------ Records to process

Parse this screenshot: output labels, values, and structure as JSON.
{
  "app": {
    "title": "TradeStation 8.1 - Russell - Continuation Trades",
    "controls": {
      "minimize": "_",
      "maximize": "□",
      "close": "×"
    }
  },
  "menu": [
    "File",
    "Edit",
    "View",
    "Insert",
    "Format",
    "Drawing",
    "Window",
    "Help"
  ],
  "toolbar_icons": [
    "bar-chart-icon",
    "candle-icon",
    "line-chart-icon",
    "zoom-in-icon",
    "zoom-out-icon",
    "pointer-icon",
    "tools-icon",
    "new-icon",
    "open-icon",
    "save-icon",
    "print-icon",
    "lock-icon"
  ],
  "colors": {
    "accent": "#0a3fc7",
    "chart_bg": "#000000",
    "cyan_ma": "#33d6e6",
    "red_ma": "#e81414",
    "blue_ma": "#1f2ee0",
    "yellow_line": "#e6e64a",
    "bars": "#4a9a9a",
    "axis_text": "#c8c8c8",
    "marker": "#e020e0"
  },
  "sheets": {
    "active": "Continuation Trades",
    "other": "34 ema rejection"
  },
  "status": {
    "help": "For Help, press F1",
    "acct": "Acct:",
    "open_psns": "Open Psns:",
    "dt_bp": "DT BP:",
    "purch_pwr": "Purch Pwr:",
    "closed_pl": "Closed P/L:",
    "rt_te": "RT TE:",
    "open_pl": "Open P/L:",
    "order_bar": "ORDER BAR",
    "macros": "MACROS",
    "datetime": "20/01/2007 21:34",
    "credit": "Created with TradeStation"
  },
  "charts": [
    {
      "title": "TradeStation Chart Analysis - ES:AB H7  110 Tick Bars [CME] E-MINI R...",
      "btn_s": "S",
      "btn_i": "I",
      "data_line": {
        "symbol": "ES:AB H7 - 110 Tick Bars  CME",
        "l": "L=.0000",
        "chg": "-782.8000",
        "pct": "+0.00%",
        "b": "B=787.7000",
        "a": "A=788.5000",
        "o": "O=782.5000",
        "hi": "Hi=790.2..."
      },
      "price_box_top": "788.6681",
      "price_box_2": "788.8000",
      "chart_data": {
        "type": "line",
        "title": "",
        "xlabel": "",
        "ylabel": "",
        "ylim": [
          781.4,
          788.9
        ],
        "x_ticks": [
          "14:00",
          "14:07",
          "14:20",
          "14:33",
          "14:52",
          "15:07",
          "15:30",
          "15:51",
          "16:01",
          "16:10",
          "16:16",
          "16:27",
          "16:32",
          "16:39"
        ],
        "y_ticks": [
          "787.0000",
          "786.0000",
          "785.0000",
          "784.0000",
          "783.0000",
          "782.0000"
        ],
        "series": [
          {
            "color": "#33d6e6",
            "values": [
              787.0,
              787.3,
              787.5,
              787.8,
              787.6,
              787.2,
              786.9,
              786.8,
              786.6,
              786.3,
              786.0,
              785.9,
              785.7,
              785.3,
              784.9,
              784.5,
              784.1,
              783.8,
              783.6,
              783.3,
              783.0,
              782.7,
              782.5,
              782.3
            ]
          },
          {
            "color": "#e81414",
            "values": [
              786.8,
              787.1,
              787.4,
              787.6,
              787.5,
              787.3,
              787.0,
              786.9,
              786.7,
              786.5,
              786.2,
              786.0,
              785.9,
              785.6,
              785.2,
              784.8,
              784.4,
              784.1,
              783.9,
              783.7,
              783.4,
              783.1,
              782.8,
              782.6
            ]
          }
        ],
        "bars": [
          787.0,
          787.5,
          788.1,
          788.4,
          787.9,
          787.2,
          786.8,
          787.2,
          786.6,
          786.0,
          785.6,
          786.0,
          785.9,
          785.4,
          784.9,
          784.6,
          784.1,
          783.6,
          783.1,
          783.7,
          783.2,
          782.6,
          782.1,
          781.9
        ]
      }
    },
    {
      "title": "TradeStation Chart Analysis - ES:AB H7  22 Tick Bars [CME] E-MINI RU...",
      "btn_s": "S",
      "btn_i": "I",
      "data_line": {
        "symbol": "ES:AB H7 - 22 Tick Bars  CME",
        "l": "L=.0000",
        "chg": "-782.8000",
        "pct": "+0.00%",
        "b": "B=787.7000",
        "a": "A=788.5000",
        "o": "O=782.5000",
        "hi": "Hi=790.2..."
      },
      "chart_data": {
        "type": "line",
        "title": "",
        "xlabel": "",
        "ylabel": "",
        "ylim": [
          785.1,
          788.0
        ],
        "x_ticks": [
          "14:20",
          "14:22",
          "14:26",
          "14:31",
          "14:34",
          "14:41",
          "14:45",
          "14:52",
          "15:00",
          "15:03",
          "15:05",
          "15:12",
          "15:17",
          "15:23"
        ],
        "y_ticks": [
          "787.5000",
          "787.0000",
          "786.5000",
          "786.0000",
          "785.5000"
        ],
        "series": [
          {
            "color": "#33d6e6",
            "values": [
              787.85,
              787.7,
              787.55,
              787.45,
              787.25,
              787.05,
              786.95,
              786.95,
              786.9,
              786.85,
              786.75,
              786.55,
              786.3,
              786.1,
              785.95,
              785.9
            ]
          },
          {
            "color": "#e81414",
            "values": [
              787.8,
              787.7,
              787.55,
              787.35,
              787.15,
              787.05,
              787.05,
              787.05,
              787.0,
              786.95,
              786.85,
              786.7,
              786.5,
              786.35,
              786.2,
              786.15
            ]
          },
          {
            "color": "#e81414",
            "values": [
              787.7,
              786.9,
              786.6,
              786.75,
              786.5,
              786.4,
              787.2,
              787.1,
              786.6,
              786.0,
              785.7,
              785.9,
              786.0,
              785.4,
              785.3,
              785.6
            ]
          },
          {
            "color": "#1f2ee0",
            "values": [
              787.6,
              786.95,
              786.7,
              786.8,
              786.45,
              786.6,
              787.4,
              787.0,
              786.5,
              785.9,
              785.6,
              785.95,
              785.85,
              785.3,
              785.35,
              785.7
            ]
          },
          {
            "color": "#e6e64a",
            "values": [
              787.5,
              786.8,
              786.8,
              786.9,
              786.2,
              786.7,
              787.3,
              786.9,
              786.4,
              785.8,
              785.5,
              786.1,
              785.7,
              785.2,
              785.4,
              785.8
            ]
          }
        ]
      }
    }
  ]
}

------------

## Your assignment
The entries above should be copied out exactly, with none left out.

## Answer box
Parse this screenshot: output labels, values, and structure as JSON.
{
  "app": {
    "title": "TradeStation 8.1 - Russell - Continuation Trades",
    "controls": {
      "minimize": "_",
      "maximize": "□",
      "close": "×"
    }
  },
  "menu": [
    "File",
    "Edit",
    "View",
    "Insert",
    "Format",
    "Drawing",
    "Window",
    "Help"
  ],
  "toolbar_icons": [
    "bar-chart-icon",
    "candle-icon",
    "line-chart-icon",
    "zoom-in-icon",
    "zoom-out-icon",
    "pointer-icon",
    "tools-icon",
    "new-icon",
    "open-icon",
    "save-icon",
    "print-icon",
    "lock-icon"
  ],
  "colors": {
    "accent": "#0a3fc7",
    "chart_bg": "#000000",
    "cyan_ma": "#33d6e6",
    "red_ma": "#e81414",
    "blue_ma": "#1f2ee0",
    "yellow_line": "#e6e64a",
    "bars": "#4a9a9a",
    "axis_text": "#c8c8c8",
    "marker": "#e020e0"
  },
  "sheets": {
    "active": "Continuation Trades",
    "other": "34 ema rejection"
  },
  "status": {
    "help": "For Help, press F1",
    "acct": "Acct:",
    "open_psns": "Open Psns:",
    "dt_bp": "DT BP:",
    "purch_pwr": "Purch Pwr:",
    "closed_pl": "Closed P/L:",
    "rt_te": "RT TE:",
    "open_pl": "Open P/L:",
    "order_bar": "ORDER BAR",
    "macros": "MACROS",
    "datetime": "20/01/2007 21:34",
    "credit": "Created with TradeStation"
  },
  "charts": [
    {
      "title": "TradeStation Chart Analysis - ES:AB H7  110 Tick Bars [CME] E-MINI R...",
      "btn_s": "S",
      "btn_i": "I",
      "data_line": {
        "symbol": "ES:AB H7 - 110 Tick Bars  CME",
        "l": "L=.0000",
        "chg": "-782.8000",
        "pct": "+0.00%",
        "b": "B=787.7000",
        "a": "A=788.5000",
        "o": "O=782.5000",
        "hi": "Hi=790.2..."
      },
      "price_box_top": "788.6681",
      "price_box_2": "788.8000",
      "chart_data": {
        "type": "line",
        "title": "",
        "xlabel": "",
        "ylabel": "",
        "ylim": [
          781.4,
          788.9
        ],
        "x_ticks": [
          "14:00",
          "14:07",
          "14:20",
          "14:33",
          "14:52",
          "15:07",
          "15:30",
          "15:51",
          "16:01",
          "16:10",
          "16:16",
          "16:27",
          "16:32",
          "16:39"
        ],
        "y_ticks": [
          "787.0000",
          "786.0000",
          "785.0000",
          "784.0000",
          "783.0000",
          "782.0000"
        ],
        "series": [
          {
            "color": "#33d6e6",
            "values": [
              787.0,
              787.3,
              787.5,
              787.8,
              787.6,
              787.2,
              786.9,
              786.8,
              786.6,
              786.3,
              786.0,
              785.9,
              785.7,
              785.3,
              784.9,
              784.5,
              784.1,
              783.8,
              783.6,
              783.3,
              783.0,
              782.7,
              782.5,
              782.3
            ]
          },
          {
            "color": "#e81414",
            "values": [
              786.8,
              787.1,
              787.4,
              787.6,
              787.5,
              787.3,
              787.0,
              786.9,
              786.7,
              786.5,
              786.2,
              786.0,
              785.9,
              785.6,
              785.2,
              784.8,
              784.4,
              784.1,
              783.9,
              783.7,
              783.4,
              783.1,
              782.8,
              782.6
            ]
          }
        ],
        "bars": [
          787.0,
          787.5,
          788.1,
          788.4,
          787.9,
          787.2,
          786.8,
          787.2,
          786.6,
          786.0,
          785.6,
          786.0,
          785.9,
          785.4,
          784.9,
          784.6,
          784.1,
          783.6,
          783.1,
          783.7,
          783.2,
          782.6,
          782.1,
          781.9
        ]
      }
    },
    {
      "title": "TradeStation Chart Analysis - ES:AB H7  22 Tick Bars [CME] E-MINI RU...",
      "btn_s": "S",
      "btn_i": "I",
      "data_line": {
        "symbol": "ES:AB H7 - 22 Tick Bars  CME",
        "l": "L=.0000",
        "chg": "-782.8000",
        "pct": "+0.00%",
        "b": "B=787.7000",
        "a": "A=788.5000",
        "o": "O=782.5000",
        "hi": "Hi=790.2..."
      },
      "chart_data": {
        "type": "line",
        "title": "",
        "xlabel": "",
        "ylabel": "",
        "ylim": [
          785.1,
          788.0
        ],
        "x_ticks": [
          "14:20",
          "14:22",
          "14:26",
          "14:31",
          "14:34",
          "14:41",
          "14:45",
          "14:52",
          "15:00",
          "15:03",
          "15:05",
          "15:12",
          "15:17",
          "15:23"
        ],
        "y_ticks": [
          "787.5000",
          "787.0000",
          "786.5000",
          "786.0000",
          "785.5000"
        ],
        "series": [
          {
            "color": "#33d6e6",
            "values": [
              787.85,
              787.7,
              787.55,
              787.45,
              787.25,
              787.05,
              786.95,
              786.95,
              786.9,
              786.85,
              786.75,
              786.55,
              786.3,
              786.1,
              785.95,
              785.9
            ]
          },
          {
            "color": "#e81414",
            "values": [
              787.8,
              787.7,
              787.55,
              787.35,
              787.15,
              787.05,
              787.05,
              787.05,
              787.0,
              786.95,
              786.85,
              786.7,
              786.5,
              786.35,
              786.2,
              786.15
            ]
          },
          {
            "color": "#e81414",
            "values": [
              787.7,
              786.9,
              786.6,
              786.75,
              786.5,
              786.4,
              787.2,
              787.1,
              786.6,
              786.0,
              785.7,
              785.9,
              786.0,
              785.4,
              785.3,
              785.6
            ]
          },
          {
            "color": "#1f2ee0",
            "values": [
              787.6,
              786.95,
              786.7,
              786.8,
              786.45,
              786.6,
              787.4,
              787.0,
              786.5,
              785.9,
              785.6,
              785.95,
              785.85,
              785.3,
              785.35,
              785.7
            ]
          },
          {
            "color": "#e6e64a",
            "values": [
              787.5,
              786.8,
              786.8,
              786.9,
              786.2,
              786.7,
              787.3,
              786.9,
              786.4,
              785.8,
              785.5,
              786.1,
              785.7,
              785.2,
              785.4,
              785.8
            ]
          }
        ]
      }
    }
  ]
}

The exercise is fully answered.